A smattering of supplements rounds out the package. First comes an audio commentary from author/film historian Jeanine Basinger. She provides a running, screen-specific chat that looks at the flick’s origins and development, story issues and changes made due to the Production Code, cast and crew, the movie’s cultural impact, and some interpretation of the tale.
Though the commentary starts slowly, Basinger soon gets better involved in the film. She manages to cover the relevant aspects of the production as well as issues connected to the era and the movie’s social importance. After that pokey beginning, we find a fine discussion of the flick.
An Introduction from Karen Kramer provides some notes from the producer’s widow. In this 82-second clip, she discusses the real-life inspiration for Wild One and its impact. Kramer fails to tell us much, but she offers a decent opening.
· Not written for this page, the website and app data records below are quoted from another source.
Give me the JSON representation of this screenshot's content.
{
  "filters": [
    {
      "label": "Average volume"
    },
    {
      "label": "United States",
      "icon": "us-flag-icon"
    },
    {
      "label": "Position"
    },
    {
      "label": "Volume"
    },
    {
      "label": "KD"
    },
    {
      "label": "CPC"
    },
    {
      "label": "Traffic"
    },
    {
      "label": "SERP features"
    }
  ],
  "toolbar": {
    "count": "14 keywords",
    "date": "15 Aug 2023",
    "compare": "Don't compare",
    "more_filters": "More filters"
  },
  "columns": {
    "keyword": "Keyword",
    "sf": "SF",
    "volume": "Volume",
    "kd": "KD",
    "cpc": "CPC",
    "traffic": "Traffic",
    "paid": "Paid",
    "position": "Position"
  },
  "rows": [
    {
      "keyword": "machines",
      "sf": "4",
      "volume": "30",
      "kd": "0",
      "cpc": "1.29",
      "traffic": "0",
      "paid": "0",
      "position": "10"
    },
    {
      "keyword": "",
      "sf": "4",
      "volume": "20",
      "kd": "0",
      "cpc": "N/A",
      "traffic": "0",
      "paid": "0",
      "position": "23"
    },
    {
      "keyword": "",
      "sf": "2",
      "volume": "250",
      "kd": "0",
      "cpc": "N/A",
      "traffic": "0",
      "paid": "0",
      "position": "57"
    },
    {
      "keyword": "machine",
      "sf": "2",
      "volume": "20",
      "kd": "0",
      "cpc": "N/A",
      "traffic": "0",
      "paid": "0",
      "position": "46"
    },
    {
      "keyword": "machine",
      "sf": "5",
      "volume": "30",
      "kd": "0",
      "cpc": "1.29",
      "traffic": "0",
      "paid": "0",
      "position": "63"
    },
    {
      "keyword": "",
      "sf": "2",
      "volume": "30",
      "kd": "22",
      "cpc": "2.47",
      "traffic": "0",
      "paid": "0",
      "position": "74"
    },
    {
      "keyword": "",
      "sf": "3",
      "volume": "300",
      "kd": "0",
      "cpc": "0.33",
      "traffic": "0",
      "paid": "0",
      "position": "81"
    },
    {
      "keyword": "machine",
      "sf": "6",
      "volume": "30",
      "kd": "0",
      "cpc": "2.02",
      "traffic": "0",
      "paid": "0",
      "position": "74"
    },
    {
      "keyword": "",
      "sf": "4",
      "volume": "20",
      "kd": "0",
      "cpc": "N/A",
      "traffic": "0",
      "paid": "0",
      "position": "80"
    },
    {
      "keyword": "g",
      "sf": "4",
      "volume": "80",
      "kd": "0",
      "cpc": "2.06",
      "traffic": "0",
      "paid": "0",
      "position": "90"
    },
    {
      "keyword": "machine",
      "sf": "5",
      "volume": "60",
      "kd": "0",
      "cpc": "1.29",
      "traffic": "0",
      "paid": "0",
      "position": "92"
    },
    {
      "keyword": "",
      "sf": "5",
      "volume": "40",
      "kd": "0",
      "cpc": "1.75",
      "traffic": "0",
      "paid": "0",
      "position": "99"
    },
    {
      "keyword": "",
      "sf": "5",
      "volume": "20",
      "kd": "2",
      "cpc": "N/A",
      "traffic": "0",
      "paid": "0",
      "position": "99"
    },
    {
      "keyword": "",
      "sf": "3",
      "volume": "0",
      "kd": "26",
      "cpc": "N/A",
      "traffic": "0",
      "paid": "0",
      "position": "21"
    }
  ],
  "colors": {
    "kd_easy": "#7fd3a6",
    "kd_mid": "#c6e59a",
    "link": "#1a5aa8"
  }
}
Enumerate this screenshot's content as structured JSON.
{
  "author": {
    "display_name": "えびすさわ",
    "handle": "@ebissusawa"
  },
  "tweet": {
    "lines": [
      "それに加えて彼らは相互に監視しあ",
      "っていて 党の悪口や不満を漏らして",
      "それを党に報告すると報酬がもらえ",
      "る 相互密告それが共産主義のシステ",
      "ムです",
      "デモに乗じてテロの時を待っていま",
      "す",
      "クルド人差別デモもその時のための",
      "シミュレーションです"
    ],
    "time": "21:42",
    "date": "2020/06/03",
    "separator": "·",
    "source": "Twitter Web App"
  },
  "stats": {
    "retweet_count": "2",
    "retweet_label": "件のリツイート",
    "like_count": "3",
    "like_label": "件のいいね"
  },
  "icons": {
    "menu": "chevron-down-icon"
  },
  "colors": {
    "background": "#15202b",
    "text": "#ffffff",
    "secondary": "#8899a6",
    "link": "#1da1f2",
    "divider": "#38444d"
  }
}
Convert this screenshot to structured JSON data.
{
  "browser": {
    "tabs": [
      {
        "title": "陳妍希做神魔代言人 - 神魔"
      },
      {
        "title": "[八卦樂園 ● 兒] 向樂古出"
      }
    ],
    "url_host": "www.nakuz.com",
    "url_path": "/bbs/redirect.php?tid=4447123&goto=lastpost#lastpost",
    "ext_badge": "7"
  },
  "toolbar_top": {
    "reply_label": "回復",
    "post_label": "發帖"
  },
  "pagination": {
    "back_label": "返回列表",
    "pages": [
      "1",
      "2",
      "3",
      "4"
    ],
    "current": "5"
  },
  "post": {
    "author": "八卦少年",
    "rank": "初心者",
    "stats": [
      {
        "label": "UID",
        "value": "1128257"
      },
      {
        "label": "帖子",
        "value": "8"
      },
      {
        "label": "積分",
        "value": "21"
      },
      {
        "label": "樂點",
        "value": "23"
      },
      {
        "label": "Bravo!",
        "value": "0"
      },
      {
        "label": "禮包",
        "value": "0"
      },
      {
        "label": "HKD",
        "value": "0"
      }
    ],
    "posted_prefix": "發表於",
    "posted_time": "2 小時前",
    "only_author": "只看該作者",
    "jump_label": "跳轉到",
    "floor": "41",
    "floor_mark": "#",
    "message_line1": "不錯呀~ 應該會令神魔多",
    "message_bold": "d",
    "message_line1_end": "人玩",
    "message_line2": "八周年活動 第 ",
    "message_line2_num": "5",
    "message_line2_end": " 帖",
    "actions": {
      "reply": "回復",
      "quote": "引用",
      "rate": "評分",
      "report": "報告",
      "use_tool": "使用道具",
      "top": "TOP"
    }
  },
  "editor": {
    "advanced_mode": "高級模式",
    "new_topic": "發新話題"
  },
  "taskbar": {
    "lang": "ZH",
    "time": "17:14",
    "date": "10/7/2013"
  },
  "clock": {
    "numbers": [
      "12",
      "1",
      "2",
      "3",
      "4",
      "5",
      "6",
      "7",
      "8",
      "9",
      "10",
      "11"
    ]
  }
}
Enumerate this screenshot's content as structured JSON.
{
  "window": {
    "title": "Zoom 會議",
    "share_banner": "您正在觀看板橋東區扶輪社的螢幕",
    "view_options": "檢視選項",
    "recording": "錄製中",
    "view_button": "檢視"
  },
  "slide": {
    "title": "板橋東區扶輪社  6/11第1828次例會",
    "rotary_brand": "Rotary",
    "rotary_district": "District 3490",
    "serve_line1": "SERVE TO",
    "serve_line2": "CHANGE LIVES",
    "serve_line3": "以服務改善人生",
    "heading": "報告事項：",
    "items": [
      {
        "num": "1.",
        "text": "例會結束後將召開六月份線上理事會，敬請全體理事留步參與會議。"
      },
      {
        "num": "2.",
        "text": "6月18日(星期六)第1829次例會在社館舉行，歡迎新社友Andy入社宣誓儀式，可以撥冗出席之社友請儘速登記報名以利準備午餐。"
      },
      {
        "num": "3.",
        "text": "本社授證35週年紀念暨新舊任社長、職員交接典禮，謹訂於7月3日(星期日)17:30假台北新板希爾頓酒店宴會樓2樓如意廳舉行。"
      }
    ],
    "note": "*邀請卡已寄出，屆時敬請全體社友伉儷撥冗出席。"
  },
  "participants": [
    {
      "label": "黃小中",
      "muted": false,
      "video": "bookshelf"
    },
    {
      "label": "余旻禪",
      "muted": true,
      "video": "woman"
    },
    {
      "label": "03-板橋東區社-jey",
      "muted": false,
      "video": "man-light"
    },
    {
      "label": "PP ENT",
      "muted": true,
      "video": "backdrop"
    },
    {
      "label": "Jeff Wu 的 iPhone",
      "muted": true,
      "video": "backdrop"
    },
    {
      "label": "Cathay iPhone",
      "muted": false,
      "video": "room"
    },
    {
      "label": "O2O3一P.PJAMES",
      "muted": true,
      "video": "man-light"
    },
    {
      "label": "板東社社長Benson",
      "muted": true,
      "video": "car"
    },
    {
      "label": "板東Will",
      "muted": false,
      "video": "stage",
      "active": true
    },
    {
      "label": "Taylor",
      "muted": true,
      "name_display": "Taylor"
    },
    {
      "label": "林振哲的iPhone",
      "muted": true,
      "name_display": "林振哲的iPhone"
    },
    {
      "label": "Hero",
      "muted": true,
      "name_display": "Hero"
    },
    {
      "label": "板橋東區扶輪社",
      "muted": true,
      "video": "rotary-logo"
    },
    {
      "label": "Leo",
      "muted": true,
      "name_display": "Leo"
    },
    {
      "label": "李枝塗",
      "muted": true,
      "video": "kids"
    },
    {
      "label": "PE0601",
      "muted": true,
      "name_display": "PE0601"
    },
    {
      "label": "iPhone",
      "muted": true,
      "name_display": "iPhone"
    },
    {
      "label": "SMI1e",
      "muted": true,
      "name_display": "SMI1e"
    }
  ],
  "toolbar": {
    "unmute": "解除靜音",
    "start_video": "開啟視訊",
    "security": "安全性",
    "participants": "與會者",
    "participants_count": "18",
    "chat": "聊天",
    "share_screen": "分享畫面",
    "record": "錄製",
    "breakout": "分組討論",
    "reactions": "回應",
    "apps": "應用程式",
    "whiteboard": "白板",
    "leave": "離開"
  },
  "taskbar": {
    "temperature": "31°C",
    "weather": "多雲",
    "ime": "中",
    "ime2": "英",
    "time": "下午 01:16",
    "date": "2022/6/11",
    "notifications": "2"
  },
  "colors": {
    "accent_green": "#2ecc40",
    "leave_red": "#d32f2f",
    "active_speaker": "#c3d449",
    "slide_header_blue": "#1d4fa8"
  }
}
Two featurettes follow. Hollister California: Bikers, Booze and the Big Picture runs 27 minutes, 50 seconds as it looks at the real-life incident that influenced the movie’s story. We meet Hollister CA residents Robert Scattini, Dotti Mae Howell, Clifford A. Cardoza, Catherine Dabo, Dave Grimsley, Joe Bravo, Johnny Lomanto, Al Butruni, Brad Pike, Gordon Machado, Jess Bravo, Charisse Tyson, Gus Deserpa and Christy Howe as well as “Top Hatters” bike organization vice-president Marcello “Shorty” Orta, Booze Fighters Motorcycle Club International Vice President Carl “Big Daddy” Spots, BFMC National Historian Jim “JQ” Quattlebaum, BFMC Charter Holder Brian “Snowman” Truman, Top Hatters – Hollister president Frank “Kiko” Sanches, BFMC National Press and Publicity Officer Bill Hayes, biker event organizer/promoter Seth Doulton, and Bike Lust author Barbara Joans.
“Picture” looks at the nature of Hollister, the history of biking groups in the area, and the “biker invasion” of 1947 that inspired The Wild One. It gives us a good view of the facts involved in the real setting and allows us to learn a little about the way the movie adapts these elements. “Picture” drags a little at times, but it usually proves satisfying and interesting.
Brando: An Icon Is Born goes for 18 minutes, 37 seconds as it presents notes from Karen Kramer, filmmakers Taylor Hackford, Dennis Hopper, and Garry Marshall, actor Elizabeth Ashley, and producer Stanley Kramer from 1978. “Icon” offers a few tidbits about the film’s creation, but it mostly acts as an appreciation for the flick with an emphasis on Brando’s performance and the movie’s legacy. It gets a little gushy at times, but it adds some decent insights connected to The Wild One.
Though it really shows its age at times, The Wild One has enough going for it to make it worthwhile. In particular, excellent performances from Marlon Brando and Lee Marvin keep our attention. The DVD presents very good picture, perfectly solid audio and a few useful extras. This release represents its movie well.
Note that you can buy this version of Wild One as part of a five-movie set called “The Stanley Kramer Film Collection”. That release retails for $59.95 and also includes Guess Who’s Coming to Dinner, Ship of Fools, The 5000 Fingers of Dr. T and The Member of the Wedding.